The album ends with Iron Maiden esque “whoa whoa” moments, which ends things as they started in the very first track. Symmetry is always appreciated, lending the album a somewhat progressive feel. Also, it’s as if it were put together, in this way, to evoke some sort of concept, like the repeated motifs, or riffs, throughout Pink Floyd’s The Wall.
Highlights from the album include aforementioned closer, “Rise (Bonus Track)”, and particularly how it interacts with the album’s opener, “Life Changes”. The “whoa whoa” moments in both are rousing, the kind you here in an Iron Maiden song when you suppose, perhaps vividly imagining, good overcoming evil.
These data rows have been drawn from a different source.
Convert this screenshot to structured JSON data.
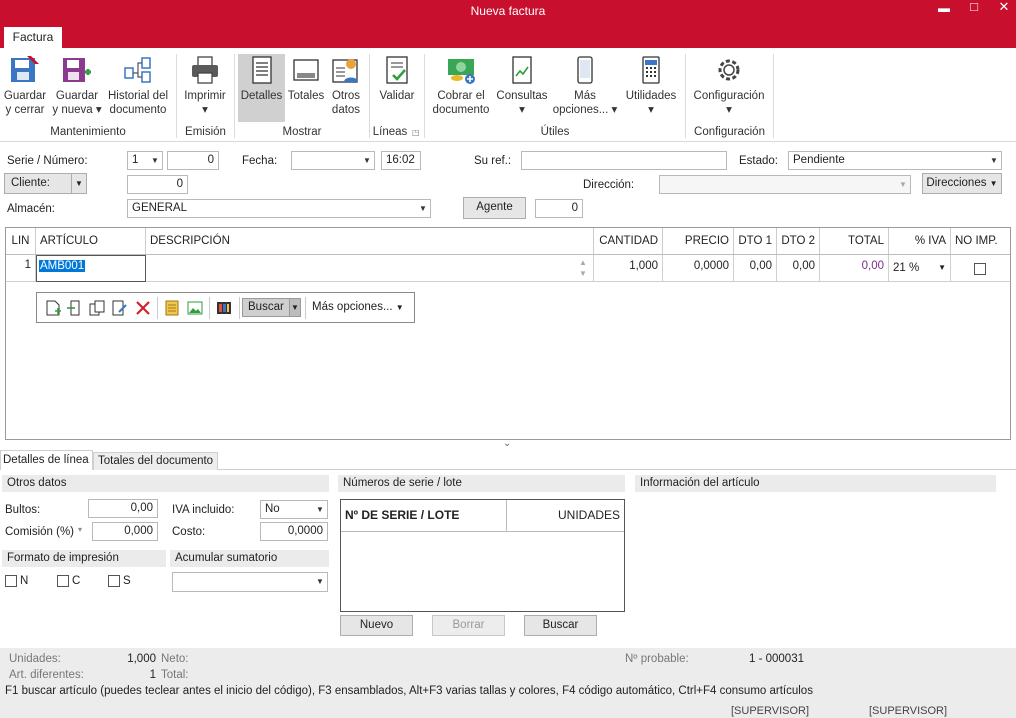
{
  "window": {
    "title": "Nueva factura",
    "minimize": "▬",
    "maximize": "□",
    "close": "✕"
  },
  "ribbon": {
    "tab": "Factura",
    "buttons": {
      "guardar_cerrar": [
        "Guardar",
        "y cerrar"
      ],
      "guardar_nueva": [
        "Guardar",
        "y nueva ▾"
      ],
      "historial": [
        "Historial del",
        "documento"
      ],
      "imprimir": [
        "Imprimir",
        "▾"
      ],
      "detalles": "Detalles",
      "totales": "Totales",
      "otros_datos": [
        "Otros",
        "datos"
      ],
      "validar": "Validar",
      "cobrar": [
        "Cobrar el",
        "documento"
      ],
      "consultas": [
        "Consultas",
        "▾"
      ],
      "mas_opciones": [
        "Más",
        "opciones... ▾"
      ],
      "utilidades": [
        "Utilidades",
        "▾"
      ],
      "configuracion": [
        "Configuración",
        "▾"
      ]
    },
    "groups": {
      "mantenimiento": "Mantenimiento",
      "emision": "Emisión",
      "mostrar": "Mostrar",
      "lineas": "Líneas",
      "utiles": "Útiles",
      "configuracion": "Configuración"
    }
  },
  "header": {
    "serie_label": "Serie / Número:",
    "serie_value": "1",
    "numero_value": "0",
    "fecha_label": "Fecha:",
    "fecha_value": "",
    "hora_value": "16:02",
    "su_ref_label": "Su ref.:",
    "su_ref_value": "",
    "estado_label": "Estado:",
    "estado_value": "Pendiente",
    "cliente_label": "Cliente:",
    "cliente_value": "0",
    "direccion_label": "Dirección:",
    "direccion_value": "",
    "direcciones_label": "Direcciones",
    "almacen_label": "Almacén:",
    "almacen_value": "GENERAL",
    "agente_label": "Agente",
    "agente_value": "0"
  },
  "grid": {
    "columns": [
      "LIN",
      "ARTÍCULO",
      "DESCRIPCIÓN",
      "CANTIDAD",
      "PRECIO",
      "DTO 1",
      "DTO 2",
      "TOTAL",
      "% IVA",
      "NO IMP."
    ],
    "rows": [
      {
        "lin": "1",
        "articulo": "AMB001",
        "descripcion": "",
        "cantidad": "1,000",
        "precio": "0,0000",
        "dto1": "0,00",
        "dto2": "0,00",
        "total": "0,00",
        "iva": "21 %"
      }
    ],
    "toolbar": {
      "buscar": "Buscar",
      "mas_opciones": "Más opciones..."
    }
  },
  "bottom": {
    "tabs": [
      "Detalles de línea",
      "Totales del documento"
    ],
    "otros_datos": {
      "title": "Otros datos",
      "bultos_label": "Bultos:",
      "bultos_value": "0,00",
      "comision_label": "Comisión (%)",
      "comision_value": "0,000",
      "iva_incl_label": "IVA incluido:",
      "iva_incl_value": "No",
      "coste_label": "Costo:",
      "coste_value": "0,0000"
    },
    "formato": {
      "title": "Formato de impresión",
      "options": [
        "N",
        "C",
        "S"
      ]
    },
    "acumular": {
      "title": "Acumular sumatorio",
      "value": ""
    },
    "series": {
      "title": "Números de serie / lote",
      "col1": "Nº DE SERIE / LOTE",
      "col2": "UNIDADES",
      "nuevo": "Nuevo",
      "borrar": "Borrar",
      "buscar": "Buscar"
    },
    "info": {
      "title": "Información del artículo"
    }
  },
  "footer": {
    "unidades_label": "Unidades:",
    "unidades_value": "1,000",
    "neto_label": "Neto:",
    "art_dif_label": "Art. diferentes:",
    "art_dif_value": "1",
    "total_label": "Total:",
    "nprob_label": "Nº probable:",
    "nprob_value": "1 - 000031",
    "hint": "F1 buscar artículo (puedes teclear antes el inicio del código), F3 ensamblados, Alt+F3 varias tallas y colores, F4 código automático, Ctrl+F4 consumo artículos",
    "status1": "[SUPERVISOR]",
    "status2": "[SUPERVISOR]"
  },
  "colors": {
    "brand": "#c8102e",
    "active_button": "#d0d0d0",
    "selection": "#0078d7"
  }
}
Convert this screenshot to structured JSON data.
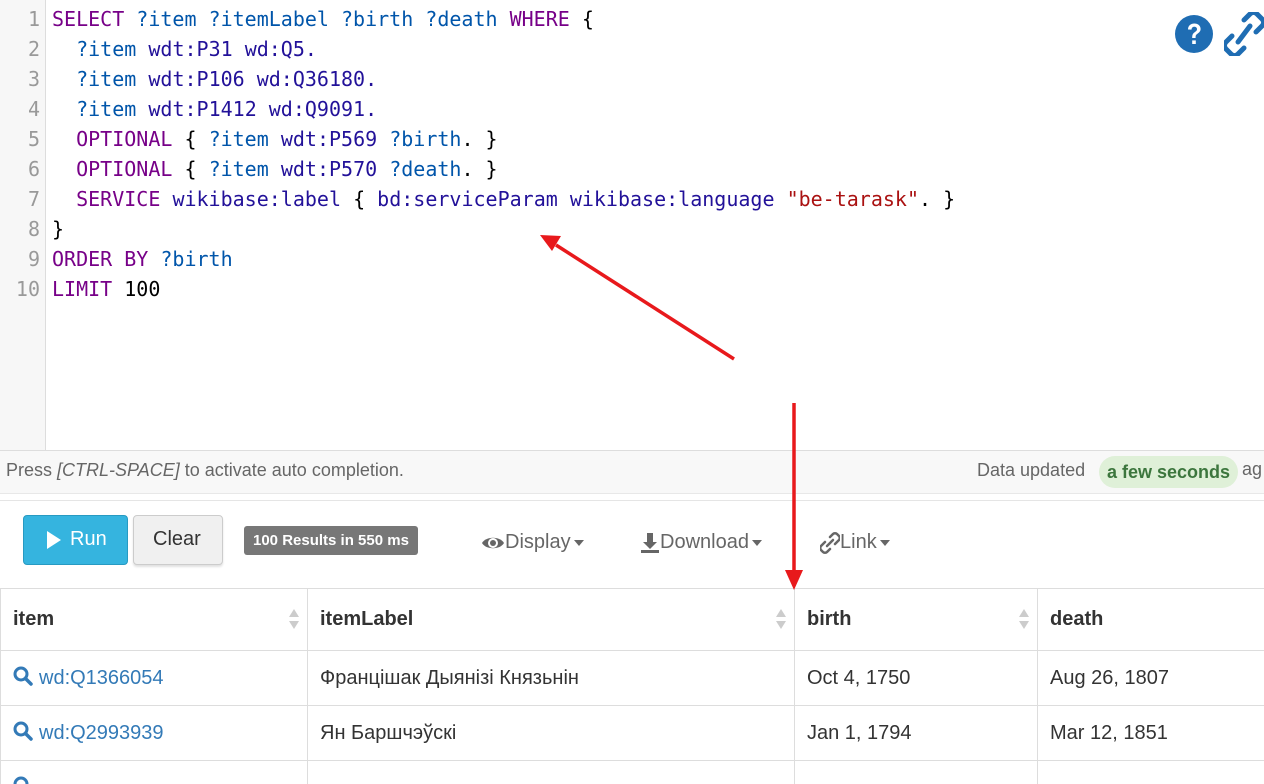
{
  "editor": {
    "line_numbers": [
      "1",
      "2",
      "3",
      "4",
      "5",
      "6",
      "7",
      "8",
      "9",
      "10"
    ],
    "query": {
      "l1_select": "SELECT",
      "l1_vars": "?item ?itemLabel ?birth ?death",
      "l1_where": "WHERE",
      "l1_brace": "{",
      "l2_var": "?item",
      "l2_rest": "wdt:P31 wd:Q5.",
      "l3_var": "?item",
      "l3_rest": "wdt:P106 wd:Q36180.",
      "l4_var": "?item",
      "l4_rest": "wdt:P1412 wd:Q9091.",
      "l5_kw": "OPTIONAL",
      "l5_open": "{",
      "l5_var": "?item",
      "l5_pred": "wdt:P569",
      "l5_obj": "?birth",
      "l5_close": ". }",
      "l6_kw": "OPTIONAL",
      "l6_open": "{",
      "l6_var": "?item",
      "l6_pred": "wdt:P570",
      "l6_obj": "?death",
      "l6_close": ". }",
      "l7_kw": "SERVICE",
      "l7_label": "wikibase:label",
      "l7_open": "{",
      "l7_param": "bd:serviceParam wikibase:language",
      "l7_str": "\"be-tarask\"",
      "l7_close": ". }",
      "l8_close": "}",
      "l9_kw": "ORDER BY",
      "l9_var": "?birth",
      "l10_kw": "LIMIT",
      "l10_num": "100"
    }
  },
  "status": {
    "hint_prefix": "Press",
    "hint_keys": "[CTRL-SPACE]",
    "hint_suffix": "to activate auto completion.",
    "updated_label": "Data updated",
    "updated_badge": "a few seconds",
    "updated_suffix": "ag"
  },
  "toolbar": {
    "run_label": "Run",
    "clear_label": "Clear",
    "results_badge": "100 Results in 550 ms",
    "display_label": "Display",
    "download_label": "Download",
    "link_label": "Link"
  },
  "table": {
    "headers": [
      "item",
      "itemLabel",
      "birth",
      "death"
    ],
    "rows": [
      {
        "item": "wd:Q1366054",
        "label": "Францішак Дыянізі Князьнін",
        "birth": "Oct 4, 1750",
        "death": "Aug 26, 1807"
      },
      {
        "item": "wd:Q2993939",
        "label": "Ян Баршчэўскі",
        "birth": "Jan 1, 1794",
        "death": "Mar 12, 1851"
      }
    ]
  },
  "icons": {
    "help": "question-circle-icon",
    "share": "link-chain-icon",
    "search": "magnifier-icon",
    "eye": "eye-icon",
    "download": "download-icon",
    "link": "link-icon"
  },
  "colors": {
    "run_button": "#35b4df",
    "keyword": "#770088",
    "variable": "#0055aa",
    "prefixed_name": "#221199",
    "string": "#aa1111",
    "annotation_arrow": "#e8191c",
    "badge_green_bg": "#dff0d8"
  }
}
Maybe good is overcome, albeit heroically, in the opener; and maybe evil is overcome, just in the nick of time, in the closer? The hook, moreover, in “Life Changes” is beefy and rather epic, a tad more profound that you’d expect from typical pop punk fare. Also, the dance music elements, very industrial sounding, in “Rise (Bonus Track)” further that development of the band’s sound, that they’re more than a pop punk band.
Between the opener and closer, furthermore, are tracks like “Makeshift Love”, “40 oz. Dream” and “Life Can’t Get Much Better”. These, like the opener and closer, seem to go out of their way to prove their more-than-pop-punk stripes.
Although, indeed, each has its individual merits, it just seems like they’re acoustic, at least in parts, for the sake of being acoustic. What makes things worse is that, however well the opener and closer are placed in the track listing, these are grouped together, one following the other. A bit tired, in retrospect.
The acoustic esque track that, indeed, is actually satisfying is “Stray Dogs”. Its emotional edge, baring all and vulnerable, is furthered by the fact some elements of the track, like fighting, these days, some sort of loudness war, occasionally make you cringe. The cringe probably helps convey to the listener that not all emotional nudity is pretty, and, if ugly, it’s all the more profound and, in a way, brave. Between the opener and closer, it’s easily one of the album highlights.
Good Charlotte, perhaps a bit of a pop punk enigma on this release, have endeavoured to be different. Yes, they have moments associated with pop punk, but at least they’ve tried to grow, spanning more than just one genre. More than pop punk. Good Charlottle’s Youth Authority can be bought from iTunes here.
Words by Andre Watson